Dataset rows describing interfaces
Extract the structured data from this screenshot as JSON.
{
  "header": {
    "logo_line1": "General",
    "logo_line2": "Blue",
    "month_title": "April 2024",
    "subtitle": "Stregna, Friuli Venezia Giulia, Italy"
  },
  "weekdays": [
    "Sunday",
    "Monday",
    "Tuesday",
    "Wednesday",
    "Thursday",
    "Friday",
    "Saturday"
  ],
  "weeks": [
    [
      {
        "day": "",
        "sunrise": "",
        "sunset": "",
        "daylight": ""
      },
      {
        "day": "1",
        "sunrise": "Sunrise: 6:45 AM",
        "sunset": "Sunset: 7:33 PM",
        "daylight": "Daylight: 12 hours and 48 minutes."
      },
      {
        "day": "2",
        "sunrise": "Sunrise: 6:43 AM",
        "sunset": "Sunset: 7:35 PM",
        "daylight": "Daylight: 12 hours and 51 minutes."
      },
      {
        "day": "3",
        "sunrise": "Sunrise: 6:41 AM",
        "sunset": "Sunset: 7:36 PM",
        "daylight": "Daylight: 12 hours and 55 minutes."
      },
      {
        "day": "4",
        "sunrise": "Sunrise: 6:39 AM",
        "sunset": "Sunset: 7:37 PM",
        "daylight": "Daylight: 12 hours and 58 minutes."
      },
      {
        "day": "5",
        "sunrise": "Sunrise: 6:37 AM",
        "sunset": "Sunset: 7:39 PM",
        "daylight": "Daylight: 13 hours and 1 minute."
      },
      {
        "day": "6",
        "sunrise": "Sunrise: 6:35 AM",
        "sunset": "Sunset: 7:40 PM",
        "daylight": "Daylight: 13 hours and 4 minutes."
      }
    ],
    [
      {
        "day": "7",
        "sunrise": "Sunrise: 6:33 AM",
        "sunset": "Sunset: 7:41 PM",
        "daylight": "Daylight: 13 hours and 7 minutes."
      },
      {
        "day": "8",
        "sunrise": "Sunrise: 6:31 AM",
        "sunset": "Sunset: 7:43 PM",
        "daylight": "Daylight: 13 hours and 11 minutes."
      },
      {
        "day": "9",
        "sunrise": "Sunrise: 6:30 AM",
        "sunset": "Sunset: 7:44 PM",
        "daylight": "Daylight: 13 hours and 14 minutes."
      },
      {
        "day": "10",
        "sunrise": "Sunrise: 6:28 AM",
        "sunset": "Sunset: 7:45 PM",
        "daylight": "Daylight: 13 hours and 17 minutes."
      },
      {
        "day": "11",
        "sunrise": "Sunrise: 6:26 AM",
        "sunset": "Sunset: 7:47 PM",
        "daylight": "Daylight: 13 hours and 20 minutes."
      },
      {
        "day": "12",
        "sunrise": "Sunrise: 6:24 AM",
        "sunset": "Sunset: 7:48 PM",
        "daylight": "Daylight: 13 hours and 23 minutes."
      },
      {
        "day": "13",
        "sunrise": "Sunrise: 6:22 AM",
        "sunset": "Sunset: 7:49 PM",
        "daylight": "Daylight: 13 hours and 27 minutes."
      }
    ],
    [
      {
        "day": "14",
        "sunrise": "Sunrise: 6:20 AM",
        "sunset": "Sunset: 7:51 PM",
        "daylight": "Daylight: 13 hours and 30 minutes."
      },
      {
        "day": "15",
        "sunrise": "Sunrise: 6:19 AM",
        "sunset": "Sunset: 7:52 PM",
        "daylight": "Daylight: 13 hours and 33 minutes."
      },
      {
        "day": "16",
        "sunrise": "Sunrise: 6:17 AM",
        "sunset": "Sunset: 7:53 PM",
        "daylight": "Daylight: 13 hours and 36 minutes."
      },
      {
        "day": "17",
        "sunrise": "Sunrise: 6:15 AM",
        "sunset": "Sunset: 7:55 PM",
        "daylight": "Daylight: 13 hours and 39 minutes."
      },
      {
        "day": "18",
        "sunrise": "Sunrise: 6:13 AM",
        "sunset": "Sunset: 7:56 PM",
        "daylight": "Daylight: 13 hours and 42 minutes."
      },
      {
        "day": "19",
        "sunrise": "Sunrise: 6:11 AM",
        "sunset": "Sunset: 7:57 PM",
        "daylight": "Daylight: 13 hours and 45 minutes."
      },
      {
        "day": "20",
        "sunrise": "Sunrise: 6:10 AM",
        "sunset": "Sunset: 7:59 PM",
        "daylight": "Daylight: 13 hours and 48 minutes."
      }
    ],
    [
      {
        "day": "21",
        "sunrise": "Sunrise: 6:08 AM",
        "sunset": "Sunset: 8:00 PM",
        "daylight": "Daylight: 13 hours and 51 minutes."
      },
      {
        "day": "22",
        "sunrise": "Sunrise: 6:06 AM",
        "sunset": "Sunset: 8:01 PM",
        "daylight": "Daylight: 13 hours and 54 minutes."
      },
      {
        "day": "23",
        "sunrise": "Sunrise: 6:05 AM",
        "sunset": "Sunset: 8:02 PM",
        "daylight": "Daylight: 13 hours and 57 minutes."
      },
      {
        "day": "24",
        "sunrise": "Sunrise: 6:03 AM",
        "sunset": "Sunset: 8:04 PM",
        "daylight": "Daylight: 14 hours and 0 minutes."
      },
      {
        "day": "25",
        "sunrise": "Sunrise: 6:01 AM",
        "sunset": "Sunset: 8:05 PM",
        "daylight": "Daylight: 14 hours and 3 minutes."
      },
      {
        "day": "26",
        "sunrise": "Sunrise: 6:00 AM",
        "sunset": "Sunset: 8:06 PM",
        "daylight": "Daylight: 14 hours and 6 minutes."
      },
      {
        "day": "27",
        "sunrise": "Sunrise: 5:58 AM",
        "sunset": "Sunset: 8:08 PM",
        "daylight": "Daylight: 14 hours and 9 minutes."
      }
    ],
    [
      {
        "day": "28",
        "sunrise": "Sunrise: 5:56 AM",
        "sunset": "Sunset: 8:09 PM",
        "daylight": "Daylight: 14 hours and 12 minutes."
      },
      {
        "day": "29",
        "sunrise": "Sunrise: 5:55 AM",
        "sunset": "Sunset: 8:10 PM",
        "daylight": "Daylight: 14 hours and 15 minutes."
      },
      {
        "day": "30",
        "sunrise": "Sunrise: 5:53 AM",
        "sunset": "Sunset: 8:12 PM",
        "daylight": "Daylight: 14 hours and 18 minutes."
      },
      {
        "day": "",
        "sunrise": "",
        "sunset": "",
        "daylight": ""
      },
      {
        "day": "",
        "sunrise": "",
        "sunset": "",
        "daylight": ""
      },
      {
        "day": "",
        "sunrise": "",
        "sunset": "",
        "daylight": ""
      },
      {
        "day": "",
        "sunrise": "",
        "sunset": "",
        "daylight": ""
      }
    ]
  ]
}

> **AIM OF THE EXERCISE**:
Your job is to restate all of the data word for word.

> **ANSWER AREA**:
Extract the structured data from this screenshot as JSON.
{
  "header": {
    "logo_line1": "General",
    "logo_line2": "Blue",
    "month_title": "April 2024",
    "subtitle": "Stregna, Friuli Venezia Giulia, Italy"
  },
  "weekdays": [
    "Sunday",
    "Monday",
    "Tuesday",
    "Wednesday",
    "Thursday",
    "Friday",
    "Saturday"
  ],
  "weeks": [
    [
      {
        "day": "",
        "sunrise": "",
        "sunset": "",
        "daylight": ""
      },
      {
        "day": "1",
        "sunrise": "Sunrise: 6:45 AM",
        "sunset": "Sunset: 7:33 PM",
        "daylight": "Daylight: 12 hours and 48 minutes."
      },
      {
        "day": "2",
        "sunrise": "Sunrise: 6:43 AM",
        "sunset": "Sunset: 7:35 PM",
        "daylight": "Daylight: 12 hours and 51 minutes."
      },
      {
        "day": "3",
        "sunrise": "Sunrise: 6:41 AM",
        "sunset": "Sunset: 7:36 PM",
        "daylight": "Daylight: 12 hours and 55 minutes."
      },
      {
        "day": "4",
        "sunrise": "Sunrise: 6:39 AM",
        "sunset": "Sunset: 7:37 PM",
        "daylight": "Daylight: 12 hours and 58 minutes."
      },
      {
        "day": "5",
        "sunrise": "Sunrise: 6:37 AM",
        "sunset": "Sunset: 7:39 PM",
        "daylight": "Daylight: 13 hours and 1 minute."
      },
      {
        "day": "6",
        "sunrise": "Sunrise: 6:35 AM",
        "sunset": "Sunset: 7:40 PM",
        "daylight": "Daylight: 13 hours and 4 minutes."
      }
    ],
    [
      {
        "day": "7",
        "sunrise": "Sunrise: 6:33 AM",
        "sunset": "Sunset: 7:41 PM",
        "daylight": "Daylight: 13 hours and 7 minutes."
      },
      {
        "day": "8",
        "sunrise": "Sunrise: 6:31 AM",
        "sunset": "Sunset: 7:43 PM",
        "daylight": "Daylight: 13 hours and 11 minutes."
      },
      {
        "day": "9",
        "sunrise": "Sunrise: 6:30 AM",
        "sunset": "Sunset: 7:44 PM",
        "daylight": "Daylight: 13 hours and 14 minutes."
      },
      {
        "day": "10",
        "sunrise": "Sunrise: 6:28 AM",
        "sunset": "Sunset: 7:45 PM",
        "daylight": "Daylight: 13 hours and 17 minutes."
      },
      {
        "day": "11",
        "sunrise": "Sunrise: 6:26 AM",
        "sunset": "Sunset: 7:47 PM",
        "daylight": "Daylight: 13 hours and 20 minutes."
      },
      {
        "day": "12",
        "sunrise": "Sunrise: 6:24 AM",
        "sunset": "Sunset: 7:48 PM",
        "daylight": "Daylight: 13 hours and 23 minutes."
      },
      {
        "day": "13",
        "sunrise": "Sunrise: 6:22 AM",
        "sunset": "Sunset: 7:49 PM",
        "daylight": "Daylight: 13 hours and 27 minutes."
      }
    ],
    [
      {
        "day": "14",
        "sunrise": "Sunrise: 6:20 AM",
        "sunset": "Sunset: 7:51 PM",
        "daylight": "Daylight: 13 hours and 30 minutes."
      },
      {
        "day": "15",
        "sunrise": "Sunrise: 6:19 AM",
        "sunset": "Sunset: 7:52 PM",
        "daylight": "Daylight: 13 hours and 33 minutes."
      },
      {
        "day": "16",
        "sunrise": "Sunrise: 6:17 AM",
        "sunset": "Sunset: 7:53 PM",
        "daylight": "Daylight: 13 hours and 36 minutes."
      },
      {
        "day": "17",
        "sunrise": "Sunrise: 6:15 AM",
        "sunset": "Sunset: 7:55 PM",
        "daylight": "Daylight: 13 hours and 39 minutes."
      },
      {
        "day": "18",
        "sunrise": "Sunrise: 6:13 AM",
        "sunset": "Sunset: 7:56 PM",
        "daylight": "Daylight: 13 hours and 42 minutes."
      },
      {
        "day": "19",
        "sunrise": "Sunrise: 6:11 AM",
        "sunset": "Sunset: 7:57 PM",
        "daylight": "Daylight: 13 hours and 45 minutes."
      },
      {
        "day": "20",
        "sunrise": "Sunrise: 6:10 AM",
        "sunset": "Sunset: 7:59 PM",
        "daylight": "Daylight: 13 hours and 48 minutes."
      }
    ],
    [
      {
        "day": "21",
        "sunrise": "Sunrise: 6:08 AM",
        "sunset": "Sunset: 8:00 PM",
        "daylight": "Daylight: 13 hours and 51 minutes."
      },
      {
        "day": "22",
        "sunrise": "Sunrise: 6:06 AM",
        "sunset": "Sunset: 8:01 PM",
        "daylight": "Daylight: 13 hours and 54 minutes."
      },
      {
        "day": "23",
        "sunrise": "Sunrise: 6:05 AM",
        "sunset": "Sunset: 8:02 PM",
        "daylight": "Daylight: 13 hours and 57 minutes."
      },
      {
        "day": "24",
        "sunrise": "Sunrise: 6:03 AM",
        "sunset": "Sunset: 8:04 PM",
        "daylight": "Daylight: 14 hours and 0 minutes."
      },
      {
        "day": "25",
        "sunrise": "Sunrise: 6:01 AM",
        "sunset": "Sunset: 8:05 PM",
        "daylight": "Daylight: 14 hours and 3 minutes."
      },
      {
        "day": "26",
        "sunrise": "Sunrise: 6:00 AM",
        "sunset": "Sunset: 8:06 PM",
        "daylight": "Daylight: 14 hours and 6 minutes."
      },
      {
        "day": "27",
        "sunrise": "Sunrise: 5:58 AM",
        "sunset": "Sunset: 8:08 PM",
        "daylight": "Daylight: 14 hours and 9 minutes."
      }
    ],
    [
      {
        "day": "28",
        "sunrise": "Sunrise: 5:56 AM",
        "sunset": "Sunset: 8:09 PM",
        "daylight": "Daylight: 14 hours and 12 minutes."
      },
      {
        "day": "29",
        "sunrise": "Sunrise: 5:55 AM",
        "sunset": "Sunset: 8:10 PM",
        "daylight": "Daylight: 14 hours and 15 minutes."
      },
      {
        "day": "30",
        "sunrise": "Sunrise: 5:53 AM",
        "sunset": "Sunset: 8:12 PM",
        "daylight": "Daylight: 14 hours and 18 minutes."
      },
      {
        "day": "",
        "sunrise": "",
        "sunset": "",
        "daylight": ""
      },
      {
        "day": "",
        "sunrise": "",
        "sunset": "",
        "daylight": ""
      },
      {
        "day": "",
        "sunrise": "",
        "sunset": "",
        "daylight": ""
      },
      {
        "day": "",
        "sunrise": "",
        "sunset": "",
        "daylight": ""
      }
    ]
  ]
}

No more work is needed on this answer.